Buffalo's Electric Automobiles c. 1905

A group of mostly female motorists gathered before the fountain at the Albright Art Gallery c. 1909. The photo appeared in the catalog of the
Babcock Automobile Company of Buffalo. They were sitting in a style called the "stanhope" (also manufactured by other
companies) which featured a single bench seat, folding cloth top, front buckboard, and tiller steering. A 1904 Buffalo stanhope
cost $1640 ($33, 864 in 2005 dollars). At this stage in automobile manufacturing, all vehicles were purchased by the wealthy.

A typical wealthy Buffalo couple might have two automobiles: an electric for the women in the family and a gasoline auto for the
men in the family. The electric automobile was quiet, easy to operate, and emission-free; it was also heavy, slow, unable to
climb hills, and in need of recharging after 20-50 miles. Such a vehicle was quickly marketed to women, doctors, delivery
businesses and others residing in an urban environment where electricity for recharging was available. The gasoline automobile
had already been adopted by men for its speed and "portability," i.e. it could "tour" in rural areas and be re-fueled at gasoline
stations that quickly sprang up around Western New York. The Buffalo Automobile Club was a touring club for
gasoline vehicles; its membership was male.

The Buffalo Electric Carriage Company garage at 240 W. Utica Street, lined with new Stanhopes c. 1905.

Although in 1900, equal numbers of electric-, gasoline- and steam-powered automobiles were produced
in the U.S., it quickly became apparent that electrics would not succeed in competition with gasoline
models (becoming more reliable each year) unless a revolution in the electric battery came about that
would result in a lighter battery that would produce more power for a longer run per charge. Thomas
Edison took on this challenge (see his optimism here) and did produce an early alkaline battery, but
it was not powerful enough to replace the lead-acid battery then used in electrics.

In 1908, there were 300 electric automobiles privately owned in Buffalo; more were used daily by
delivery companies.

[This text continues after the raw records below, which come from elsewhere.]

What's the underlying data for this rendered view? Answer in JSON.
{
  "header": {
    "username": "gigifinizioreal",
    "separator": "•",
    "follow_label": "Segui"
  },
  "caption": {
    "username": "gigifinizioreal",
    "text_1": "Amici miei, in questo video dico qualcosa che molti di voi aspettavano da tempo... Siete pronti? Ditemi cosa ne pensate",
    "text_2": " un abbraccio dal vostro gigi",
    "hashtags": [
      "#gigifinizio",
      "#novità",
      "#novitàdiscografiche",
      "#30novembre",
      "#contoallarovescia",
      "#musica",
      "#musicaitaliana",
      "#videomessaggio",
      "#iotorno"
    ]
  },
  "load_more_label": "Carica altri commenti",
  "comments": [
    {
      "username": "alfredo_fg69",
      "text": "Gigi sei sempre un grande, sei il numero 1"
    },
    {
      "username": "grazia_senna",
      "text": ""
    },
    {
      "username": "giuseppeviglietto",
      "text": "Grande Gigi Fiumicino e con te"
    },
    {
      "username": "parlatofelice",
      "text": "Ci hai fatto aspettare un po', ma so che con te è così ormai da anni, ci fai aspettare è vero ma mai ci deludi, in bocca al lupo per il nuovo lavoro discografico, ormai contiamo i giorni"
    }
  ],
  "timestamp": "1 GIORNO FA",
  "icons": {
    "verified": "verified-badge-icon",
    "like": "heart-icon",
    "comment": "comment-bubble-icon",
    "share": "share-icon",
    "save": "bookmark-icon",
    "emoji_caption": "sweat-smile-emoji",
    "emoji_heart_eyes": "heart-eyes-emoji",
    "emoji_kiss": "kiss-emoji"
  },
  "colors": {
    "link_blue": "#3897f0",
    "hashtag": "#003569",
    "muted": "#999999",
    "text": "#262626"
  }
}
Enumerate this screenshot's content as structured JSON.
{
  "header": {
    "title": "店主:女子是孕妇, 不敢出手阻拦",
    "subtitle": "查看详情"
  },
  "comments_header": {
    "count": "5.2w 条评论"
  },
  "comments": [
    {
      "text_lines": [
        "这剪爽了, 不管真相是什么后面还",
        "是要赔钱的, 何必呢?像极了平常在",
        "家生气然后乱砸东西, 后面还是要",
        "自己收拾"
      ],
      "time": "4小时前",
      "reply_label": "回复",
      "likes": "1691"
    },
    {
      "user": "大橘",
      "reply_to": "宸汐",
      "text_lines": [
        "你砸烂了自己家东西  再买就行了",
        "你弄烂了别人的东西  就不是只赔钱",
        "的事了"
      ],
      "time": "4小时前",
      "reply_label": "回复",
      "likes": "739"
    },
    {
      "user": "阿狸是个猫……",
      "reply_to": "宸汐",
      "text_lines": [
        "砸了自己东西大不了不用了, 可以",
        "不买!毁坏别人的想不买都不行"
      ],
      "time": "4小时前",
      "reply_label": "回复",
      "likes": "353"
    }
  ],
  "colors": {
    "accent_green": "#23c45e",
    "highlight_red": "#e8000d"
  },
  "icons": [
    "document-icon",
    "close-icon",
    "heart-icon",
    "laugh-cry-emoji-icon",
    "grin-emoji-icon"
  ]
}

But Henry Ford had begun mass-production of gasoline vehicles in 1904, driving down
the price of owning an automobile. And in 1913, a battery-powered electric starter eliminated the
dangerous manual crank-starting of automobiles, opening the way for widespread ownership by women.

The Buffalo Electric Carriage Company (1900 - 1906), which became the Babcock Electric Carriage
Company (1906 - 1912), changed its ownership again in 1912. It became The Buffalo Electric Vehicle Company
and had a short life. It continued manufacturing at the 1911 complex at 1219-1247 Main Street in
Buffalo (at Northhampton St.) but by 1916, it was out of business, one of 30 automakers that came and went in
Buffalo in the twentieth century.

N.B. The Buffalo Electric Vehicle Company building still stands in 2006 and is being transformed
by Art Space into artists' residential and work space.

Excerpt from "Why She Wanted An Automobile"
Jennette Lee, Lippincott's Magazine
Reprinted Buffalo Evening News, December 22, 1902

."..I've always wanted, ever since I was born, to ride somethin' that went by itself. I've pulled horses up and down these hills till I'm sick to death of it. I've al'ays set far forred on the seat an' breathed light so's not to weigh so much, an' I want to ride in somethin' I can lean back in an' weigh heavy 'fore I die - somethin' that I won't have to think all the time how tired it's gettin.'"


Back to WNY Heritage Press Home Page